Problem statement: Which lines in the records below include the word "tasks"? Report each of them in full.
(Working data begins)
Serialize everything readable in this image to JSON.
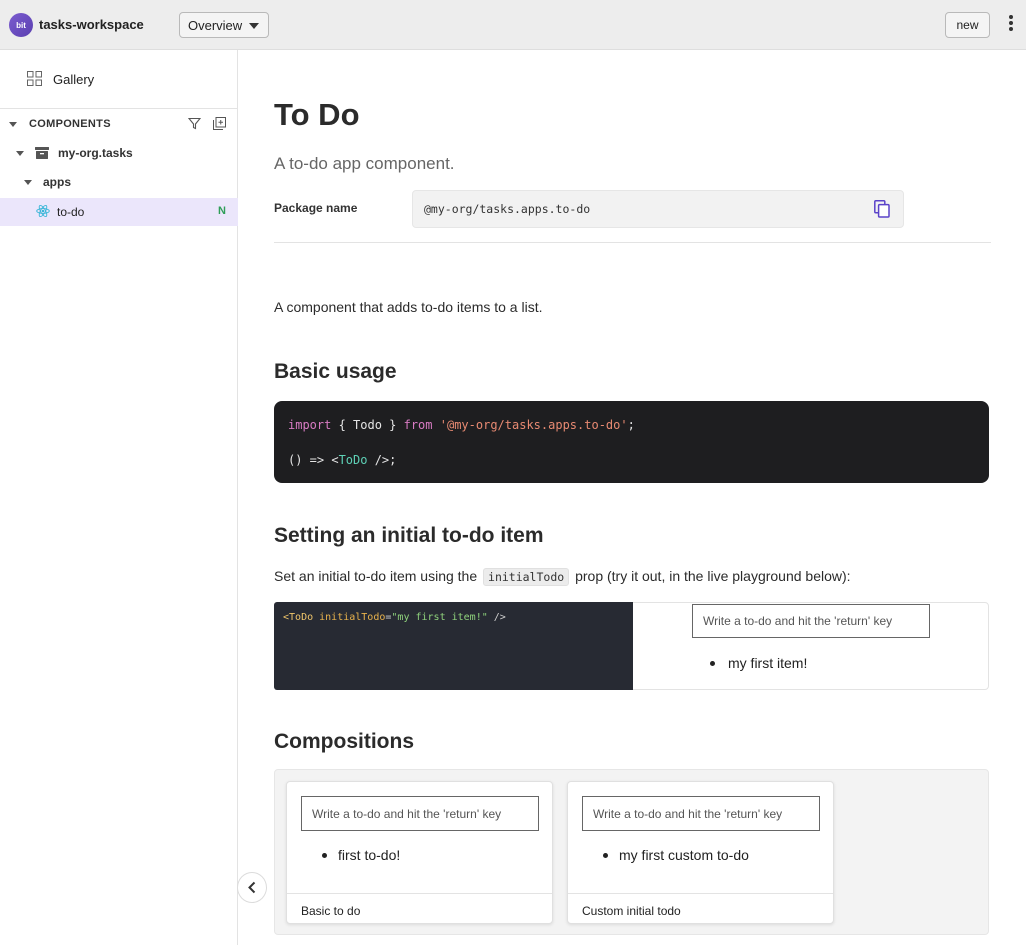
{
  "header": {
    "logo_text": "bit",
    "workspace_name": "tasks-workspace",
    "view_selector": "Overview",
    "new_button": "new"
  },
  "sidebar": {
    "gallery_label": "Gallery",
    "section_label": "COMPONENTS",
    "tree": {
      "scope": "my-org.tasks",
      "namespace": "apps",
      "component": "to-do",
      "component_status": "N"
    }
  },
  "main": {
    "title": "To Do",
    "subtitle": "A to-do app component.",
    "package_label": "Package name",
    "package_name": "@my-org/tasks.apps.to-do",
    "intro": "A component that adds to-do items to a list.",
    "basic_usage_heading": "Basic usage",
    "code": {
      "import_kw": "import",
      "import_mid": " { Todo } ",
      "from_kw": "from",
      "import_path": "'@my-org/tasks.apps.to-do'",
      "semi": ";",
      "line2_pre": "() => <",
      "line2_tag": "ToDo",
      "line2_post": " />;"
    },
    "initial_heading": "Setting an initial to-do item",
    "initial_desc_pre": "Set an initial to-do item using the",
    "initial_desc_code": "initialTodo",
    "initial_desc_post": "prop (try it out, in the live playground below):",
    "playground": {
      "open": "<",
      "tag": "ToDo",
      "attr": " initialTodo",
      "eq": "=",
      "str": "\"my first item!\"",
      "close": " />",
      "input_placeholder": "Write a to-do and hit the 'return' key",
      "item": "my first item!"
    },
    "compositions_heading": "Compositions",
    "compositions": [
      {
        "input_placeholder": "Write a to-do and hit the 'return' key",
        "item": "first to-do!",
        "label": "Basic to do"
      },
      {
        "input_placeholder": "Write a to-do and hit the 'return' key",
        "item": "my first custom to-do",
        "label": "Custom initial todo"
      }
    ]
  },
  "colors": {
    "accent": "#6c4fc6",
    "selected_bg": "#ebe6fb",
    "new_status": "#2e9e57",
    "code_bg": "#1e1e20"
  }
}
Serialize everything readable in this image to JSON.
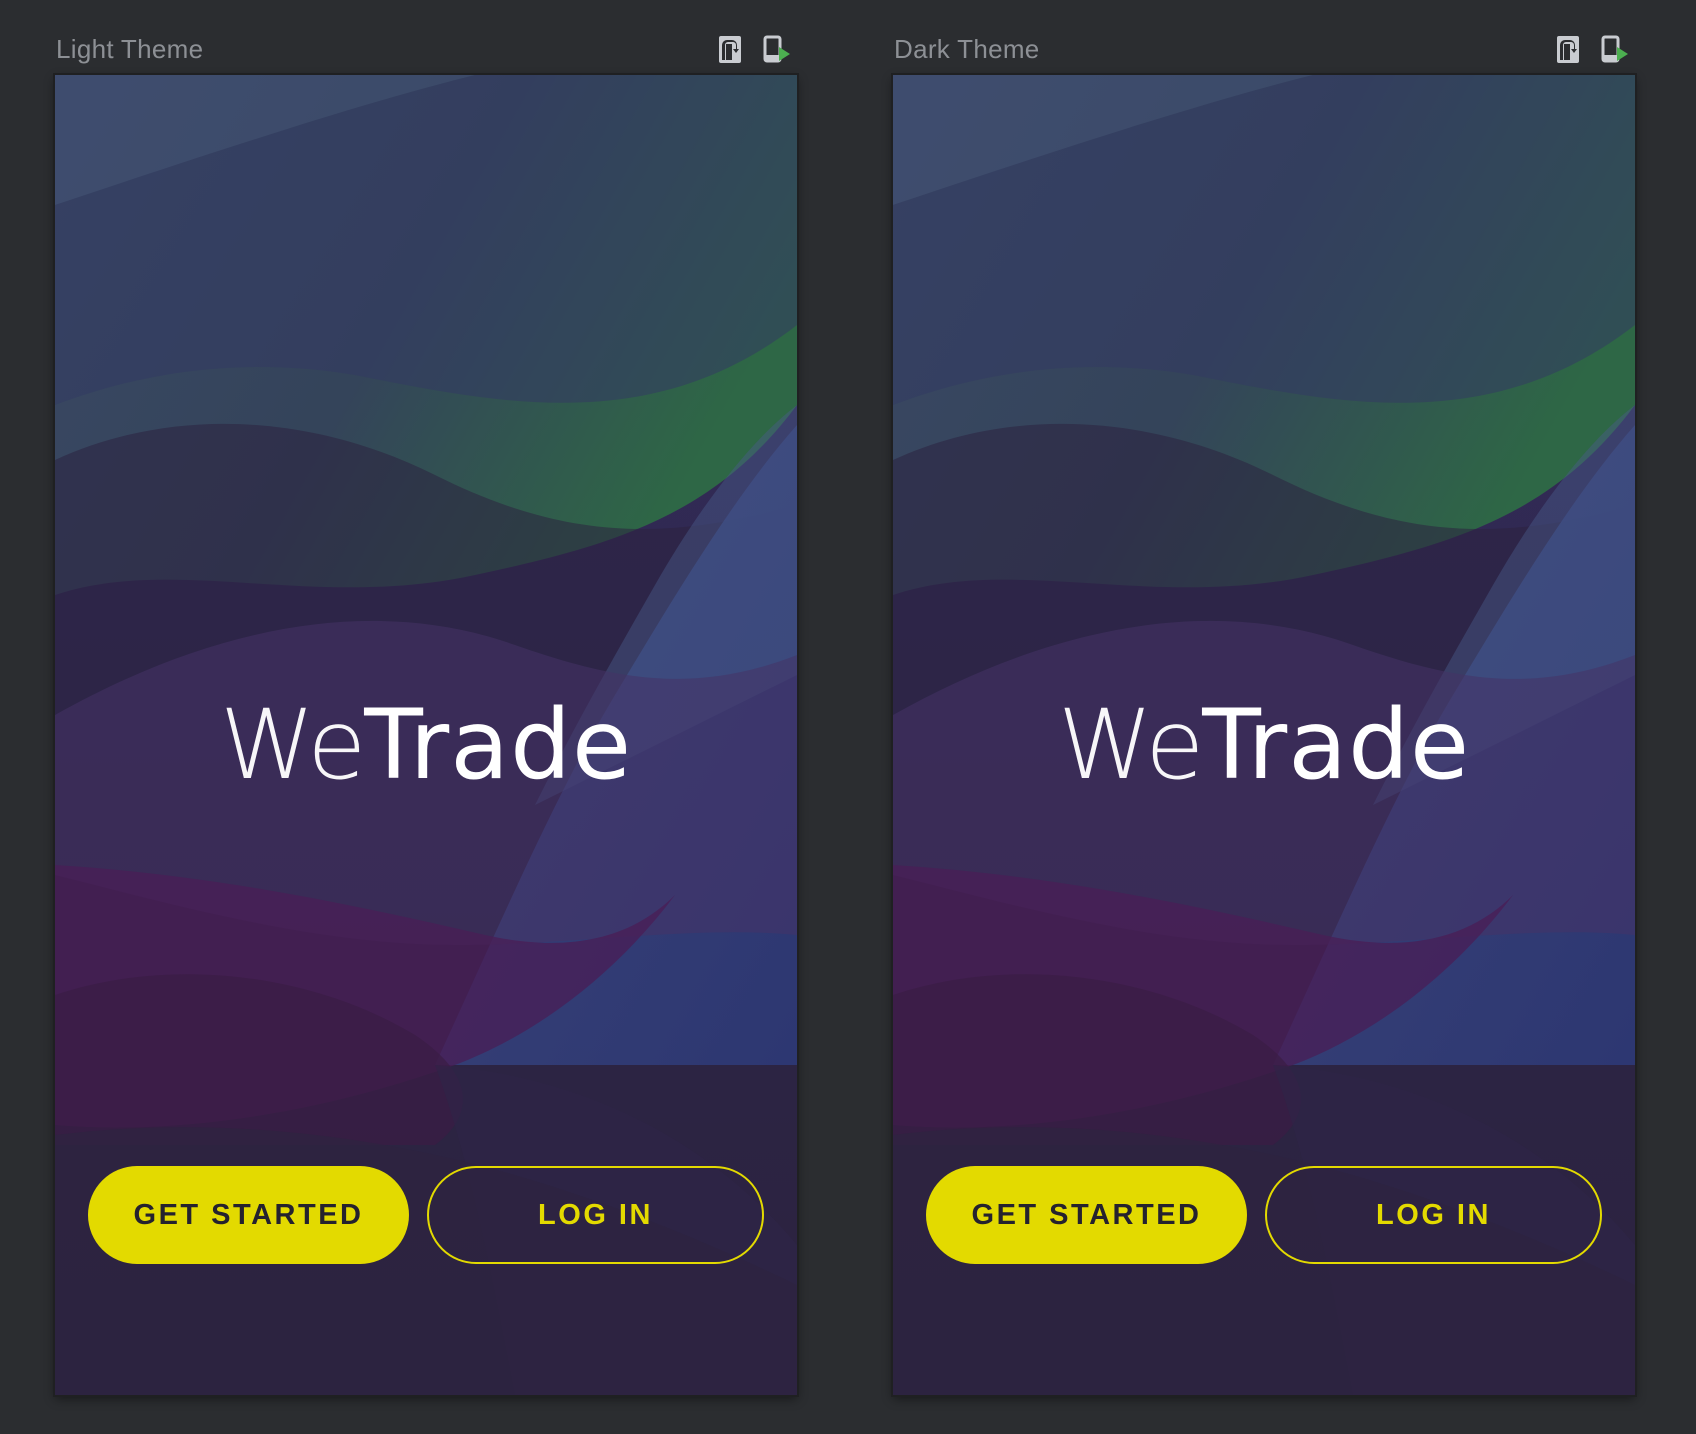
{
  "colors": {
    "ide_background": "#2b2d30",
    "pane_title_text": "#8d9095",
    "accent_yellow": "#e3da00",
    "button_dark_text": "#25222e",
    "logo_text": "#ffffff",
    "run_icon_green": "#4caf50"
  },
  "panes": [
    {
      "title": "Light Theme",
      "icons": [
        "orientation-icon",
        "run-on-device-icon"
      ],
      "app": {
        "logo_light": "We",
        "logo_bold": "Trade",
        "primary_button": "GET STARTED",
        "secondary_button": "LOG IN"
      }
    },
    {
      "title": "Dark Theme",
      "icons": [
        "orientation-icon",
        "run-on-device-icon"
      ],
      "app": {
        "logo_light": "We",
        "logo_bold": "Trade",
        "primary_button": "GET STARTED",
        "secondary_button": "LOG IN"
      }
    }
  ]
}
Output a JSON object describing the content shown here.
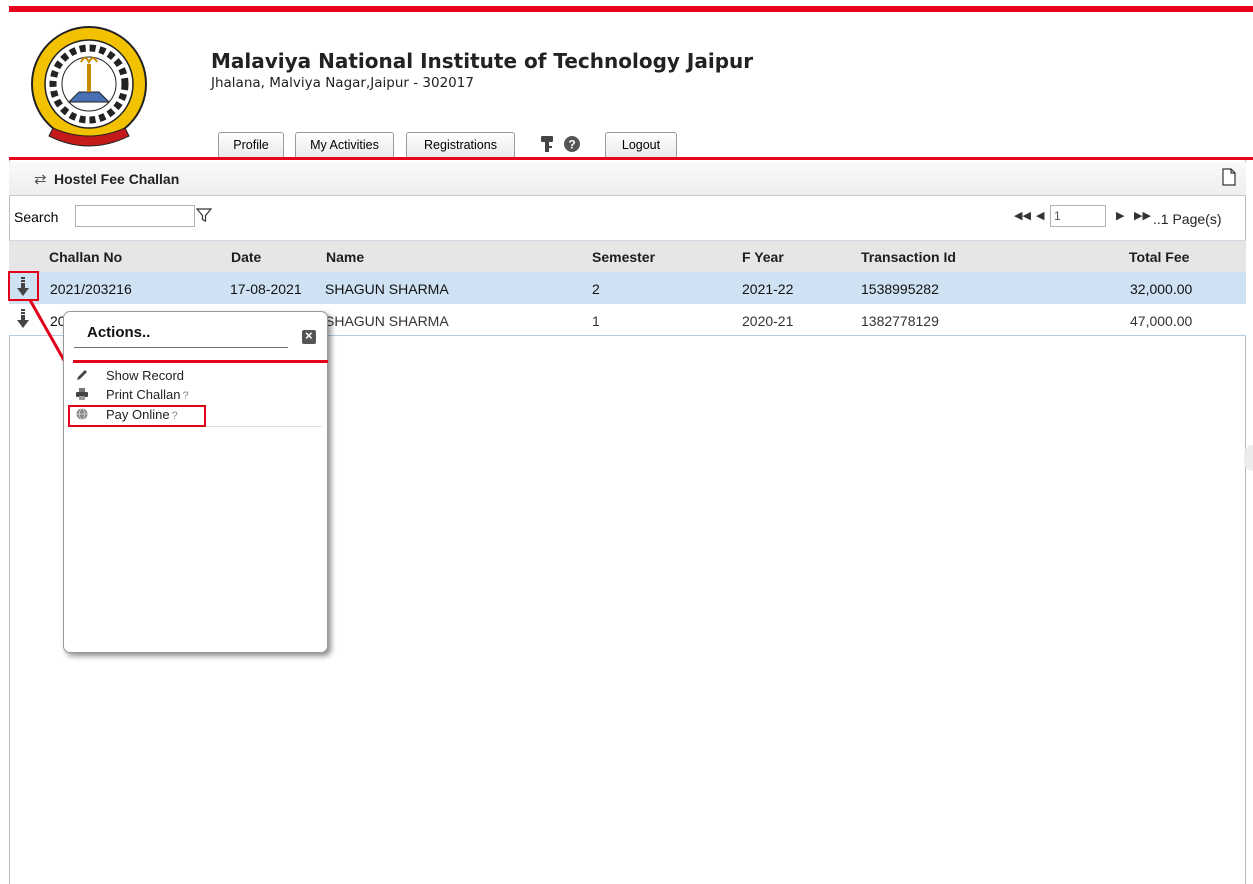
{
  "institute": {
    "name": "Malaviya National Institute of Technology Jaipur",
    "address": "Jhalana, Malviya Nagar,Jaipur - 302017"
  },
  "tabs": [
    {
      "label": "Profile"
    },
    {
      "label": "My Activities"
    },
    {
      "label": "Registrations"
    },
    {
      "label": "Logout"
    }
  ],
  "panel": {
    "title": "Hostel Fee Challan",
    "search_label": "Search",
    "search_value": "",
    "pager": {
      "page": "1",
      "pages_text": "..1 Page(s)"
    }
  },
  "table": {
    "columns": [
      "Challan No",
      "Date",
      "Name",
      "Semester",
      "F Year",
      "Transaction Id",
      "Total Fee"
    ],
    "rows": [
      {
        "challan_no": "2021/203216",
        "date": "17-08-2021",
        "name": "SHAGUN SHARMA",
        "semester": "2",
        "f_year": "2021-22",
        "transaction_id": "1538995282",
        "total_fee": "32,000.00",
        "selected": true
      },
      {
        "challan_no": "20",
        "date": "",
        "name": "SHAGUN SHARMA",
        "semester": "1",
        "f_year": "2020-21",
        "transaction_id": "1382778129",
        "total_fee": "47,000.00",
        "selected": false
      }
    ]
  },
  "actions_popup": {
    "title": "Actions..",
    "items": [
      {
        "label": "Show Record",
        "help": false
      },
      {
        "label": "Print Challan",
        "help": true
      },
      {
        "label": "Pay Online",
        "help": true
      }
    ],
    "help_glyph": "?"
  },
  "colors": {
    "accent_red": "#e8001c",
    "selected_row": "#cfe2f3",
    "header_bg": "#e6e6e6"
  },
  "icons": [
    "sync-icon",
    "document-icon",
    "filter-icon",
    "first-page-icon",
    "prev-page-icon",
    "next-page-icon",
    "last-page-icon",
    "key-icon",
    "help-icon",
    "down-arrow-icon",
    "close-icon",
    "pencil-icon",
    "printer-icon",
    "globe-icon"
  ]
}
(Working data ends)
Response to this task:
    "workspace_name": "tasks-workspace",
      "scope": "my-org.tasks",
    "package_name": "@my-org/tasks.apps.to-do",
      "import_path": "'@my-org/tasks.apps.to-do'",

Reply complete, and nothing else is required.